Task details
Reproduce the records without their pictures, keeping every word as it is.

### Input for this task ###

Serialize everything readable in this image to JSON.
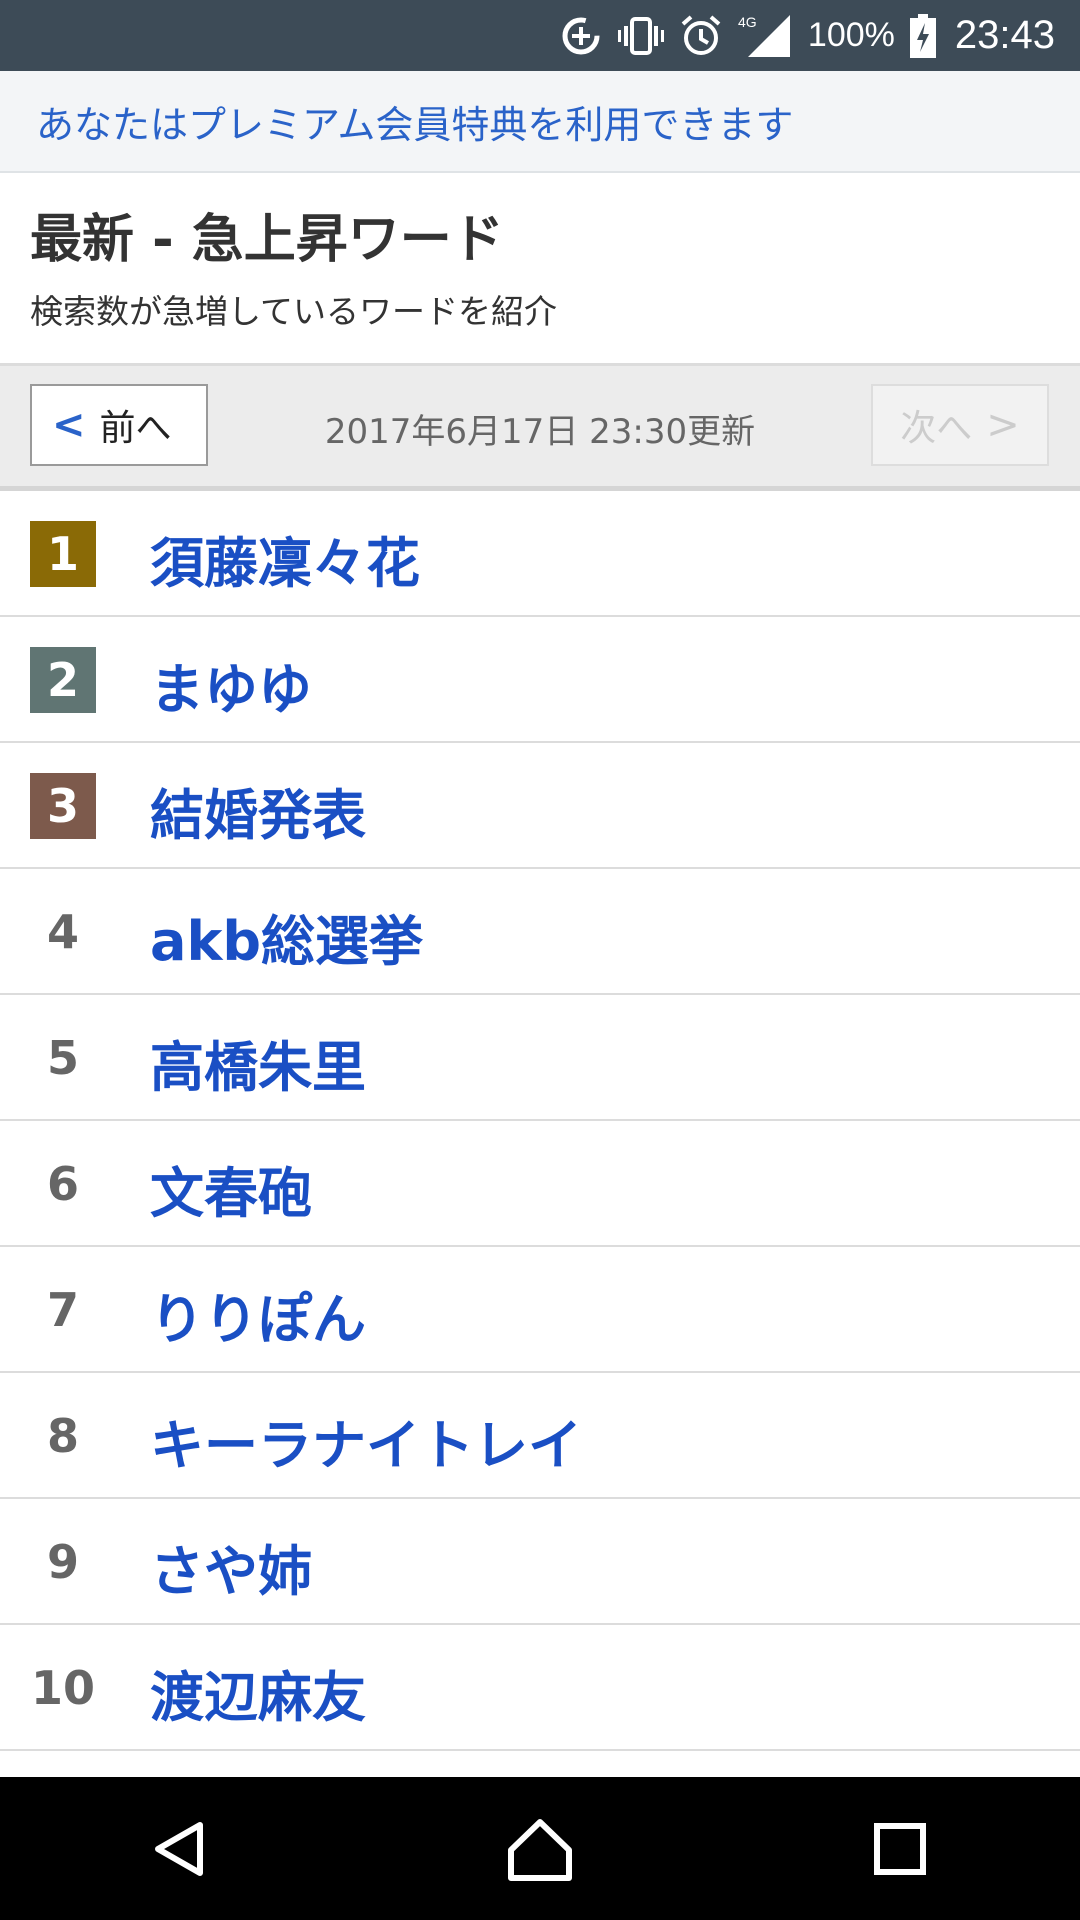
{
  "status_bar": {
    "network": "4G",
    "battery": "100%",
    "time": "23:43"
  },
  "banner": {
    "text": "あなたはプレミアム会員特典を利用できます"
  },
  "header": {
    "title": "最新 - 急上昇ワード",
    "subtitle": "検索数が急増しているワードを紹介"
  },
  "pager": {
    "prev_chevron": "<",
    "prev_label": "前へ",
    "updated": "2017年6月17日 23:30更新",
    "next_label": "次へ",
    "next_chevron": ">"
  },
  "colors": {
    "rank1": "#8a6a06",
    "rank2": "#607573",
    "rank3": "#7d5a4c",
    "link": "#1a4fc4",
    "status_bar": "#3d4b57"
  },
  "ranking": [
    {
      "rank": "1",
      "word": "須藤凜々花"
    },
    {
      "rank": "2",
      "word": "まゆゆ"
    },
    {
      "rank": "3",
      "word": "結婚発表"
    },
    {
      "rank": "4",
      "word": "akb総選挙"
    },
    {
      "rank": "5",
      "word": "高橋朱里"
    },
    {
      "rank": "6",
      "word": "文春砲"
    },
    {
      "rank": "7",
      "word": "りりぽん"
    },
    {
      "rank": "8",
      "word": "キーラナイトレイ"
    },
    {
      "rank": "9",
      "word": "さや姉"
    },
    {
      "rank": "10",
      "word": "渡辺麻友"
    }
  ],
  "nav": {
    "back_icon": "back-triangle-icon",
    "home_icon": "home-icon",
    "recents_icon": "recents-square-icon"
  }
}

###

Written solution
Serialize everything readable in this image to JSON.
{
  "status_bar": {
    "network": "4G",
    "battery": "100%",
    "time": "23:43"
  },
  "banner": {
    "text": "あなたはプレミアム会員特典を利用できます"
  },
  "header": {
    "title": "最新 - 急上昇ワード",
    "subtitle": "検索数が急増しているワードを紹介"
  },
  "pager": {
    "prev_chevron": "<",
    "prev_label": "前へ",
    "updated": "2017年6月17日 23:30更新",
    "next_label": "次へ",
    "next_chevron": ">"
  },
  "colors": {
    "rank1": "#8a6a06",
    "rank2": "#607573",
    "rank3": "#7d5a4c",
    "link": "#1a4fc4",
    "status_bar": "#3d4b57"
  },
  "ranking": [
    {
      "rank": "1",
      "word": "須藤凜々花"
    },
    {
      "rank": "2",
      "word": "まゆゆ"
    },
    {
      "rank": "3",
      "word": "結婚発表"
    },
    {
      "rank": "4",
      "word": "akb総選挙"
    },
    {
      "rank": "5",
      "word": "高橋朱里"
    },
    {
      "rank": "6",
      "word": "文春砲"
    },
    {
      "rank": "7",
      "word": "りりぽん"
    },
    {
      "rank": "8",
      "word": "キーラナイトレイ"
    },
    {
      "rank": "9",
      "word": "さや姉"
    },
    {
      "rank": "10",
      "word": "渡辺麻友"
    }
  ],
  "nav": {
    "back_icon": "back-triangle-icon",
    "home_icon": "home-icon",
    "recents_icon": "recents-square-icon"
  }
}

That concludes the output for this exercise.